Changing the world one building at a time

So, that’s where we are now, but where do we want to be?  We keep asking ourselves, what’s beyond LEED?  A better question might be:  How do we stay competitive in this ever-changing field?  Do we design towards net zero, creating buildings that generate zero net energy consumption and carbon emissions annually?  Should we develop a sustainability department to publish papers and a company journal? Or is it something else we have not yet conceived? 

For the time being, we are focused on educating our staff and monitoring the latest that LEED has to offer. We strive to provide our clients with the best services possible, while keeping sustainability concepts fresh in our designs and incorporating cutting-edge technologies.  Towards this end, we created a sustainability committee that meets weekly and provides quarterly updates to the staff focused on sustainable topics.  Our first meeting took place in February 2013 and was devoted to LEED 3.0.  Our presentation can be viewed here.

Some future topics we plan to cover include:

• Tools used to inform sustainable decision-making.
• How does LEED measure up?  Post-occupancy surveys of existing projects.
• Re-imagining LEED:  Brainstorming strategies to minimize our carbon footprint.

Submitted by Greg Marinelli, AIA, LEED AP


Last Fridays Allow Learning to Continue

Every month, Holabird & Root holds a Last Friday Seminar for all our staff as an opportunity for education, discussion, and fun. These events center around projects, ideas, or issues within the architectural and engineering world. 
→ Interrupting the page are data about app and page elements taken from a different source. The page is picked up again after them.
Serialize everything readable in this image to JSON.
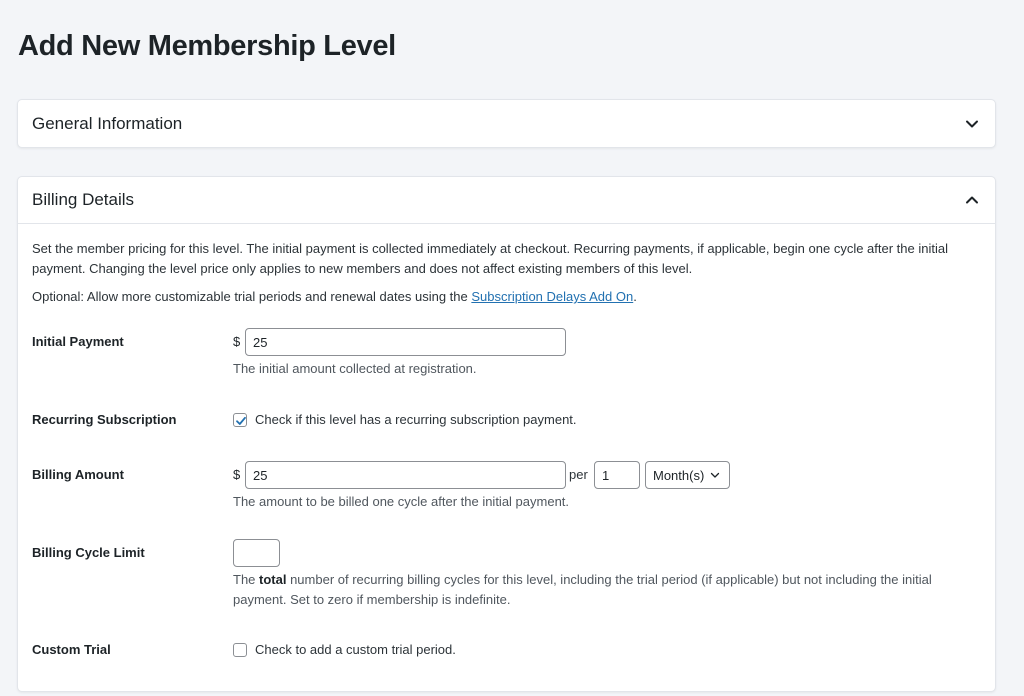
{
  "page": {
    "title": "Add New Membership Level"
  },
  "panels": {
    "general": {
      "title": "General Information",
      "state": "collapsed",
      "toggle_icon": "chevron-down-icon"
    },
    "billing": {
      "title": "Billing Details",
      "state": "expanded",
      "toggle_icon": "chevron-up-icon",
      "intro_text": "Set the member pricing for this level. The initial payment is collected immediately at checkout. Recurring payments, if applicable, begin one cycle after the initial payment. Changing the level price only applies to new members and does not affect existing members of this level.",
      "optional_prefix": "Optional: Allow more customizable trial periods and renewal dates using the ",
      "optional_link": "Subscription Delays Add On",
      "optional_suffix": ".",
      "link_color": "#2271b1",
      "fields": {
        "initial_payment": {
          "label": "Initial Payment",
          "currency": "$",
          "value": "25",
          "description": "The initial amount collected at registration."
        },
        "recurring": {
          "label": "Recurring Subscription",
          "checked": true,
          "checkbox_label": "Check if this level has a recurring subscription payment."
        },
        "billing_amount": {
          "label": "Billing Amount",
          "currency": "$",
          "value": "25",
          "per_label": "per",
          "period_number": "1",
          "period_unit": "Month(s)",
          "description": "The amount to be billed one cycle after the initial payment."
        },
        "billing_cycle_limit": {
          "label": "Billing Cycle Limit",
          "value": "",
          "description_prefix": "The ",
          "description_bold": "total",
          "description_suffix": " number of recurring billing cycles for this level, including the trial period (if applicable) but not including the initial payment. Set to zero if membership is indefinite."
        },
        "custom_trial": {
          "label": "Custom Trial",
          "checked": false,
          "checkbox_label": "Check to add a custom trial period."
        }
      }
    }
  }
}
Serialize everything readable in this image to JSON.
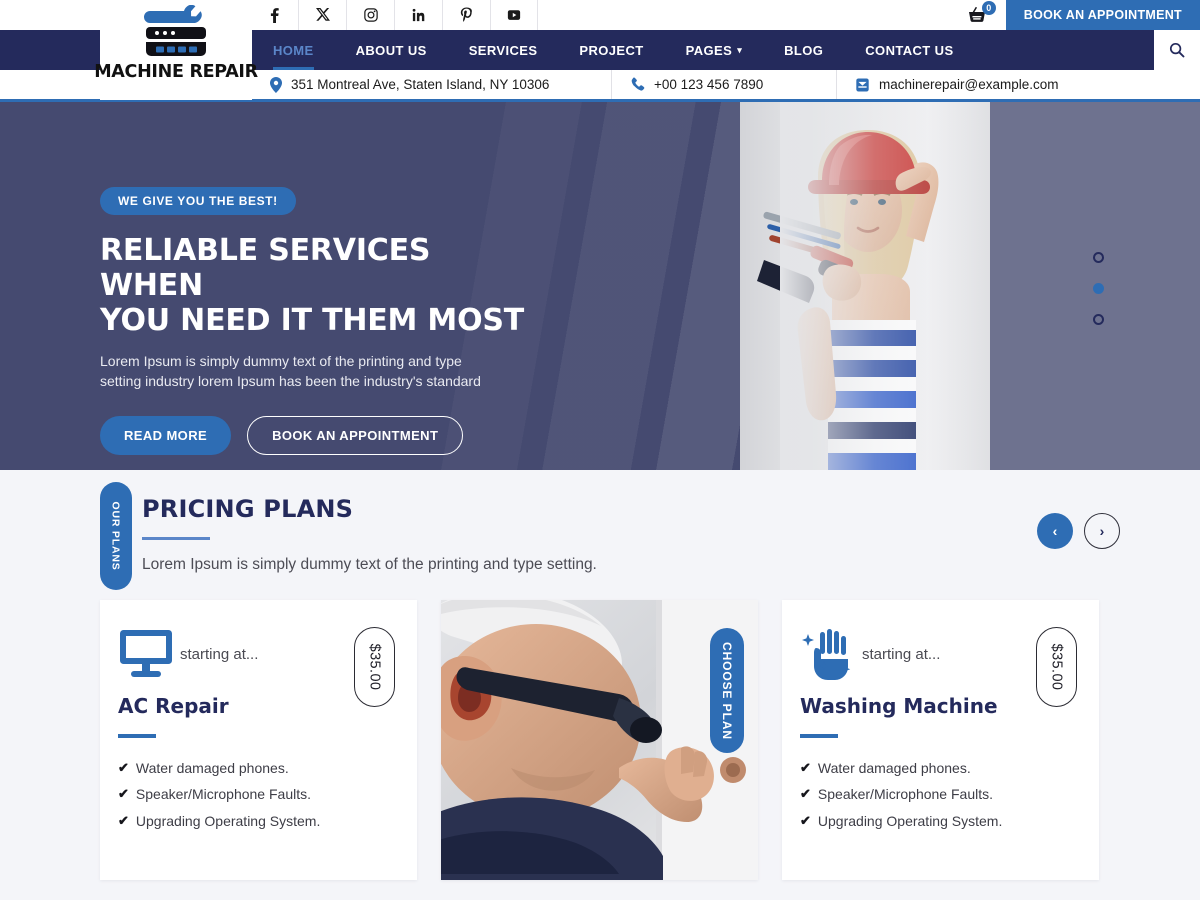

For the Last Friday Seminar in January, Tom Palazzolo, a distinguished Chicago artist, presented and led a discussion regarding his own work. Palazzolo holds a Masters Degree from the Art Institute of Chicago and is best known for his short films and documentaries which have been featured at The Cannes film festival, The Chicago Art Institute Modern Wing, The Chicago Historical Society, Facets Multimedia in Chicago, The New York Film Festival, and The Robert Flaherty International Film Seminar in Boston. In addition, his films have led to one man shows at the Museum of Modern Art and the Whitney Museum of American Art in New York.  For Palazzolo’s presentation at Holabird & Root, he screened several of his short films including one on the late photographer Vivian Maier. In addition, he presented slides of his paintings and photos, many of which highlight the City of Chicago and the beauty of things forgotten, bizarre, and humorous.

St.o6  photo

The Results Are In

An interesting article proves what Holabird & Root has known for some time now – creating connections between the inside and outside of a laboratory can enhance the overall student experience. The article, authored by David Van Wylen and Mary Walczak, provides data on the impact the St. Olaf College’s new Regents Hall of Natural and Mathematical Sciences has had on students. Designed by Holabird & Root, the LEED Platinum certified Regents Hall is designed to create visual connections to spaces outside the laboratory, either interior or outdoor spaces.  The article includes the results of student surveys that indicate students in Regents Hall enjoy coming to the laboratory more, are better able to stay focused, and are less anxious to leave the laboratory at the end of the lab session.

Check out the article for more information.